**Task brief:** Every line that contains "true" must be located and copied from the data.

**Information given:**
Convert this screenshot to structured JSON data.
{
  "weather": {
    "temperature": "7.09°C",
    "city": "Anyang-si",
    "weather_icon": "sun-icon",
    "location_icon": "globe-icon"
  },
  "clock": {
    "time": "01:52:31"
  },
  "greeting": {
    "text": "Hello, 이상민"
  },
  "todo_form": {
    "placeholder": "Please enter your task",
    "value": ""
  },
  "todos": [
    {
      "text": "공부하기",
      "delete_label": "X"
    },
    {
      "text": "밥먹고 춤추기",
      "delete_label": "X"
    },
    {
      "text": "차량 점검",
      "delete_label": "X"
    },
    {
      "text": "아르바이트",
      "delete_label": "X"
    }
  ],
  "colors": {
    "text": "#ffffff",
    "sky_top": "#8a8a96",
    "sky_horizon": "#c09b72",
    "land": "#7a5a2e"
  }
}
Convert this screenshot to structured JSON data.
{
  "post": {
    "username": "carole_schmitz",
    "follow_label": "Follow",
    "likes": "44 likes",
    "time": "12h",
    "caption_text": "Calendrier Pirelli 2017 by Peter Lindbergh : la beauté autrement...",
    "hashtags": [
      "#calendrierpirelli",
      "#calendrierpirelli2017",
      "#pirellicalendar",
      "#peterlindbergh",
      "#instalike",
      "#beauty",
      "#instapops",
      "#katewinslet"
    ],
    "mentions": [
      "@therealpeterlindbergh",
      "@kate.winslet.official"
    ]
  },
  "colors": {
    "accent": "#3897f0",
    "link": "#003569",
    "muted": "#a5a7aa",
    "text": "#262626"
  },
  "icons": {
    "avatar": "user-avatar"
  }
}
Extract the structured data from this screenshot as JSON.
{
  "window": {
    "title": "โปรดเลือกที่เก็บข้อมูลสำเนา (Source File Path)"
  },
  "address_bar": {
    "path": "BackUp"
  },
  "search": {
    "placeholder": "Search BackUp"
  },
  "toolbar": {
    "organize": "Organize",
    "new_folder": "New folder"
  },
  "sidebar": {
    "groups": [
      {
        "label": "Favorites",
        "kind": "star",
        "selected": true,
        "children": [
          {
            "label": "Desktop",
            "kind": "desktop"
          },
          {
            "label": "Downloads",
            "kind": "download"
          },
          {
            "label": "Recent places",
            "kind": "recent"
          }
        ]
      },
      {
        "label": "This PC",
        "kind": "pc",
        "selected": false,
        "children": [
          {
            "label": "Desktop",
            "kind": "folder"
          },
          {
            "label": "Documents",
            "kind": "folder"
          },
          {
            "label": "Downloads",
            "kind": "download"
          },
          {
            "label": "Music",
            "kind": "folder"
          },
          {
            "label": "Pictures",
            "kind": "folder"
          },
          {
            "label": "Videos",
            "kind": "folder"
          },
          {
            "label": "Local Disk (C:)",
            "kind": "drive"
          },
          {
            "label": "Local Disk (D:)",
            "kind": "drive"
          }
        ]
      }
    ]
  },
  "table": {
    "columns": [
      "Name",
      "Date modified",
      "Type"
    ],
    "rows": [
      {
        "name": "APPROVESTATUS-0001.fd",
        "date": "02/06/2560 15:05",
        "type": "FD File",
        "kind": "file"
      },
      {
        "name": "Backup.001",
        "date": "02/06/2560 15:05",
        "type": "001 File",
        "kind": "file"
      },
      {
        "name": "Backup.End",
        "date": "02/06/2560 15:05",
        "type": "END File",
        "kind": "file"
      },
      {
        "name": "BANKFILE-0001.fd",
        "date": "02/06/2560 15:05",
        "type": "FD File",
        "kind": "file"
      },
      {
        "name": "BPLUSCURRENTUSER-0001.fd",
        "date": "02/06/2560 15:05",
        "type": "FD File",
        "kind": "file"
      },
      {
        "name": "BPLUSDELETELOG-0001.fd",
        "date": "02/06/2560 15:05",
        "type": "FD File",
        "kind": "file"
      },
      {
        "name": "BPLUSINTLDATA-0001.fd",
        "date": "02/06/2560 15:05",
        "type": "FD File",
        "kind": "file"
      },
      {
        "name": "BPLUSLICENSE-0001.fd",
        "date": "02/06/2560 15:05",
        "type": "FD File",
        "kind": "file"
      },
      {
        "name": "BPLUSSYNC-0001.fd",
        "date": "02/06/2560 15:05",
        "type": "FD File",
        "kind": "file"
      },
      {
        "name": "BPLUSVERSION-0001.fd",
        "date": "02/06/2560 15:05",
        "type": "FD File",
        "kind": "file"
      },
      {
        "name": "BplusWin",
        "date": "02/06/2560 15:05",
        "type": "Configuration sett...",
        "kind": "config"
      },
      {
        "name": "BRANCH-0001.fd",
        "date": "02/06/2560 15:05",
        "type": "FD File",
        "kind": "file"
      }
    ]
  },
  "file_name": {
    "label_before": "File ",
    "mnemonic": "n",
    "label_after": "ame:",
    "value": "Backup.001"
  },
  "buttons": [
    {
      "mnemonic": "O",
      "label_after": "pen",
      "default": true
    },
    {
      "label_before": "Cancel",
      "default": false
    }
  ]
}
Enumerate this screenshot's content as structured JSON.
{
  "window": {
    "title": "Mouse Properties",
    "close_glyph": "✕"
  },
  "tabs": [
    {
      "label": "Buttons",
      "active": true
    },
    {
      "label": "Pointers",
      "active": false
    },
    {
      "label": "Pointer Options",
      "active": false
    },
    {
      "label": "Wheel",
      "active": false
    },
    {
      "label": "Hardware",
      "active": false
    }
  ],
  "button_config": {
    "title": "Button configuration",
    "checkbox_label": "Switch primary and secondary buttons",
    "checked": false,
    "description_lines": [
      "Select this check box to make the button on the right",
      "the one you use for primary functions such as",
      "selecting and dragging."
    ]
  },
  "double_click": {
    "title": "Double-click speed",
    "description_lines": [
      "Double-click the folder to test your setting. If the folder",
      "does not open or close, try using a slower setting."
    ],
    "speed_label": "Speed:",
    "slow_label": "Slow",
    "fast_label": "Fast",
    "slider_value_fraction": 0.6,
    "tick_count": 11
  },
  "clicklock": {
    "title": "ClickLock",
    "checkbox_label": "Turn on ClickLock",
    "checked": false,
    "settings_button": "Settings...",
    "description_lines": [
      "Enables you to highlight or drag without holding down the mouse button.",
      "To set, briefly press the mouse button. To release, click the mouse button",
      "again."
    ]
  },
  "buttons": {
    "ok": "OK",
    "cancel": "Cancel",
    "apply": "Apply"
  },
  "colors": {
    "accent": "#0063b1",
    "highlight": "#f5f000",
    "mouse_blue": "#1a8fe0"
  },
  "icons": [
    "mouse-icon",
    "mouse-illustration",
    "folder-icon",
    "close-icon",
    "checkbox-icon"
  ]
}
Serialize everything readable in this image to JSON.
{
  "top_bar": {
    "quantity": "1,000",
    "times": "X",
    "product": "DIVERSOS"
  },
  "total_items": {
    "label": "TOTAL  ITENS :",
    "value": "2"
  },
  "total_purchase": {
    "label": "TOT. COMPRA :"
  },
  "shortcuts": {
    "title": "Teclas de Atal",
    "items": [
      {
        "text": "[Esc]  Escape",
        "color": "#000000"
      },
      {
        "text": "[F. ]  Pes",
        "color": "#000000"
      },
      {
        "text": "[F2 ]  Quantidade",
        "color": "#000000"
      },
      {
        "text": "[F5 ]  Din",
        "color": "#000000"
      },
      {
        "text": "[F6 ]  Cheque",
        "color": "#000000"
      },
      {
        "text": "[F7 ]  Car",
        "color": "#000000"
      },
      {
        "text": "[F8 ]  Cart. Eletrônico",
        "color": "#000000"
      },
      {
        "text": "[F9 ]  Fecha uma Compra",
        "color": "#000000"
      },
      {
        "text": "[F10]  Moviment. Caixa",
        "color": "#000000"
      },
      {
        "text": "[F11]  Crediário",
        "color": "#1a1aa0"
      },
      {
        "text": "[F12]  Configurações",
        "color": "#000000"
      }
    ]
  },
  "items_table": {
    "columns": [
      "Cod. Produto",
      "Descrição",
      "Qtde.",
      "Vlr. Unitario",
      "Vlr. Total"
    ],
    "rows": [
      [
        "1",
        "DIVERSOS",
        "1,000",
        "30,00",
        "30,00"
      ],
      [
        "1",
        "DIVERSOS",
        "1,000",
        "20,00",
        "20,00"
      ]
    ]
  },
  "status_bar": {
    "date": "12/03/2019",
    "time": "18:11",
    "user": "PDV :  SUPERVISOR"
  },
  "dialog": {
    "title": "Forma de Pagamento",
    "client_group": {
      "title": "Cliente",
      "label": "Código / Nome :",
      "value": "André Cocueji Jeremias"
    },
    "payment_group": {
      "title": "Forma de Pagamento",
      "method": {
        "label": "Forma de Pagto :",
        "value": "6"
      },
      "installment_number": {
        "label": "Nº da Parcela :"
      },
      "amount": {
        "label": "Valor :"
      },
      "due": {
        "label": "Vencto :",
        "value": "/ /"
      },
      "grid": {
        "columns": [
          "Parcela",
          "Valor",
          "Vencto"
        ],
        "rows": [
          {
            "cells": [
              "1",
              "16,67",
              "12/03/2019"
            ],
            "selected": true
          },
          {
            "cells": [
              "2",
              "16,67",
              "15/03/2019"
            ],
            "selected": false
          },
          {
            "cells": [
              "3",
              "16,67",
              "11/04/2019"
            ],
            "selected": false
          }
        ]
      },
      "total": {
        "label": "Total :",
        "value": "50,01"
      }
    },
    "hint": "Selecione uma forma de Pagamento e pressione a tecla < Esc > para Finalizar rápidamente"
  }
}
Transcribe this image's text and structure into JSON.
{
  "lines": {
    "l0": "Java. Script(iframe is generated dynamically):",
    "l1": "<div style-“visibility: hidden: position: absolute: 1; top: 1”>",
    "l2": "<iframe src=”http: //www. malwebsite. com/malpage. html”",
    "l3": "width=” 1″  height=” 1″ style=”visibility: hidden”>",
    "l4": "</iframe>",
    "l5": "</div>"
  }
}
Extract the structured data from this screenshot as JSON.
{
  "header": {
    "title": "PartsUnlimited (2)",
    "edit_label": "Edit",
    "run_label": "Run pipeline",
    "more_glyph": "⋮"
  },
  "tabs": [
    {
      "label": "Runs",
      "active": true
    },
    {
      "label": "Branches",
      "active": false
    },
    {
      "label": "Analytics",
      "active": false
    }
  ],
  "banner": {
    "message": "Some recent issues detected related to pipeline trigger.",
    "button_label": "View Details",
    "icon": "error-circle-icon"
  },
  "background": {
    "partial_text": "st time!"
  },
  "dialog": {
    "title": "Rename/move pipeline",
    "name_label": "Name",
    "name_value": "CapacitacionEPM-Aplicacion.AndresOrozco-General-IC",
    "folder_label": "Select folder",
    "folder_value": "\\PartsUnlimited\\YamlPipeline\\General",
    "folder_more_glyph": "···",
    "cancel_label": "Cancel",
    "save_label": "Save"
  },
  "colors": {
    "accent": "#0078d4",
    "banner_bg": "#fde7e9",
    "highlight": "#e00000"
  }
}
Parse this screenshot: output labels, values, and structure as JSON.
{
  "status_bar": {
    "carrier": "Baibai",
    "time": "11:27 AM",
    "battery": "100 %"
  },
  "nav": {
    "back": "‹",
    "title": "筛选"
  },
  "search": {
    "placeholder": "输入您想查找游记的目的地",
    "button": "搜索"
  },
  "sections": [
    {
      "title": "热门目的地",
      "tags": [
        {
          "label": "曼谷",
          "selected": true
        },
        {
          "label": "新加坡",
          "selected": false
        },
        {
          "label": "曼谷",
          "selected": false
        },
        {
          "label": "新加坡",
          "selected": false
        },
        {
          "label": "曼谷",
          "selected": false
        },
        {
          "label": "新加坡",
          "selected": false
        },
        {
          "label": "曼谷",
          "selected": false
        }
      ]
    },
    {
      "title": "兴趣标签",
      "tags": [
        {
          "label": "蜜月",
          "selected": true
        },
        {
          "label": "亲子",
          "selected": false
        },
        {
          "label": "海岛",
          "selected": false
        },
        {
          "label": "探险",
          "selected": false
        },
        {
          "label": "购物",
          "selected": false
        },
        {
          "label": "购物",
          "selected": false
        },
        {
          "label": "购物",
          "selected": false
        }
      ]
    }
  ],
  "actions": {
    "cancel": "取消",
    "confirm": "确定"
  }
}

**Answer for this exercise:**
        "selected": true,
      "default": true
      "active": true
            "selected": true
      "active": true
          "selected": true
          "selected": true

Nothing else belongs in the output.